> _ABOUT THIS EXERCISE_
The whole set of entries is to be restated word for word.

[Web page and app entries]
━━━

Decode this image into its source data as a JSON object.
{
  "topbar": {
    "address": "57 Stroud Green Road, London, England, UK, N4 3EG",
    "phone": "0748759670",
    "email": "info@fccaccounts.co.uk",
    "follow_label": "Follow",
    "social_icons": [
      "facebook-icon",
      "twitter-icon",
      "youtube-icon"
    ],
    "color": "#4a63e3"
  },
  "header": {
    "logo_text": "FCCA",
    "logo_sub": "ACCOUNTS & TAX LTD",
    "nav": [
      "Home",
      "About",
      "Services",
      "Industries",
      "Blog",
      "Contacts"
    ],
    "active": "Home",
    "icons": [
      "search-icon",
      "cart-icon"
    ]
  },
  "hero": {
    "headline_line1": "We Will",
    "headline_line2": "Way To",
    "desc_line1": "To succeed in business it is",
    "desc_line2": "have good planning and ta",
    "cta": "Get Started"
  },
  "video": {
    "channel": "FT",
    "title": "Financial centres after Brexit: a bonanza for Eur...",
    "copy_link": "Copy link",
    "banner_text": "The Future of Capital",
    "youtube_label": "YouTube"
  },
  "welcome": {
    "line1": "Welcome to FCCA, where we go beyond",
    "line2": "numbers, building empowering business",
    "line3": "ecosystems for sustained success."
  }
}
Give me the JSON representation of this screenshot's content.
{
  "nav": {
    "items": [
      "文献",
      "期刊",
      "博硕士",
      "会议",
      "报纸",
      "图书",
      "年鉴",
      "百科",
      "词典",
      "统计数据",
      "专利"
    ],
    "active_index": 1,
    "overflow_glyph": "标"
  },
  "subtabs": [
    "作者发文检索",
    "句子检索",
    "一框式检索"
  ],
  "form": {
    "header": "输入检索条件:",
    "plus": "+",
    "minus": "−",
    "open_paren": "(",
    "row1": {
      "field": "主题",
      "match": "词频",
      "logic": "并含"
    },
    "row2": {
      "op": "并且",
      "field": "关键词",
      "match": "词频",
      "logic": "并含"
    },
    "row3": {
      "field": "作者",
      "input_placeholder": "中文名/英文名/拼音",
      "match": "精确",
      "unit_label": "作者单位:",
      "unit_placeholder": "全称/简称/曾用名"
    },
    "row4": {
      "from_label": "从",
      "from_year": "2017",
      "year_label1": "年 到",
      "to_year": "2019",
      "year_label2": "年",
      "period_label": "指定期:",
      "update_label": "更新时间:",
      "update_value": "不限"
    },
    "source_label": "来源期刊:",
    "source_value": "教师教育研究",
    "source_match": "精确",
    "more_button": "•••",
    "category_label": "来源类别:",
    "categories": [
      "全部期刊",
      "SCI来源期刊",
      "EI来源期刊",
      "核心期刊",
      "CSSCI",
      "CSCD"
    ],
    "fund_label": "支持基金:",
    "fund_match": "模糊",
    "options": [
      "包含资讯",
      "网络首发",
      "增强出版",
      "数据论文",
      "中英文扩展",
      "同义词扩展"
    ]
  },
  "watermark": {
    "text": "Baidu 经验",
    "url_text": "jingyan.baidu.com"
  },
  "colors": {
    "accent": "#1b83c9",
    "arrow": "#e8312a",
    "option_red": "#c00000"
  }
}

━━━

> _SOLUTION FOR THIS EXERCISE_
Decode this image into its source data as a JSON object.
{
  "topbar": {
    "address": "57 Stroud Green Road, London, England, UK, N4 3EG",
    "phone": "0748759670",
    "email": "info@fccaccounts.co.uk",
    "follow_label": "Follow",
    "social_icons": [
      "facebook-icon",
      "twitter-icon",
      "youtube-icon"
    ],
    "color": "#4a63e3"
  },
  "header": {
    "logo_text": "FCCA",
    "logo_sub": "ACCOUNTS & TAX LTD",
    "nav": [
      "Home",
      "About",
      "Services",
      "Industries",
      "Blog",
      "Contacts"
    ],
    "active": "Home",
    "icons": [
      "search-icon",
      "cart-icon"
    ]
  },
  "hero": {
    "headline_line1": "We Will",
    "headline_line2": "Way To",
    "desc_line1": "To succeed in business it is",
    "desc_line2": "have good planning and ta",
    "cta": "Get Started"
  },
  "video": {
    "channel": "FT",
    "title": "Financial centres after Brexit: a bonanza for Eur...",
    "copy_link": "Copy link",
    "banner_text": "The Future of Capital",
    "youtube_label": "YouTube"
  },
  "welcome": {
    "line1": "Welcome to FCCA, where we go beyond",
    "line2": "numbers, building empowering business",
    "line3": "ecosystems for sustained success."
  }
}
Give me the JSON representation of this screenshot's content.
{
  "nav": {
    "items": [
      "文献",
      "期刊",
      "博硕士",
      "会议",
      "报纸",
      "图书",
      "年鉴",
      "百科",
      "词典",
      "统计数据",
      "专利"
    ],
    "active_index": 1,
    "overflow_glyph": "标"
  },
  "subtabs": [
    "作者发文检索",
    "句子检索",
    "一框式检索"
  ],
  "form": {
    "header": "输入检索条件:",
    "plus": "+",
    "minus": "−",
    "open_paren": "(",
    "row1": {
      "field": "主题",
      "match": "词频",
      "logic": "并含"
    },
    "row2": {
      "op": "并且",
      "field": "关键词",
      "match": "词频",
      "logic": "并含"
    },
    "row3": {
      "field": "作者",
      "input_placeholder": "中文名/英文名/拼音",
      "match": "精确",
      "unit_label": "作者单位:",
      "unit_placeholder": "全称/简称/曾用名"
    },
    "row4": {
      "from_label": "从",
      "from_year": "2017",
      "year_label1": "年 到",
      "to_year": "2019",
      "year_label2": "年",
      "period_label": "指定期:",
      "update_label": "更新时间:",
      "update_value": "不限"
    },
    "source_label": "来源期刊:",
    "source_value": "教师教育研究",
    "source_match": "精确",
    "more_button": "•••",
    "category_label": "来源类别:",
    "categories": [
      "全部期刊",
      "SCI来源期刊",
      "EI来源期刊",
      "核心期刊",
      "CSSCI",
      "CSCD"
    ],
    "fund_label": "支持基金:",
    "fund_match": "模糊",
    "options": [
      "包含资讯",
      "网络首发",
      "增强出版",
      "数据论文",
      "中英文扩展",
      "同义词扩展"
    ]
  },
  "watermark": {
    "text": "Baidu 经验",
    "url_text": "jingyan.baidu.com"
  },
  "colors": {
    "accent": "#1b83c9",
    "arrow": "#e8312a",
    "option_red": "#c00000"
  }
}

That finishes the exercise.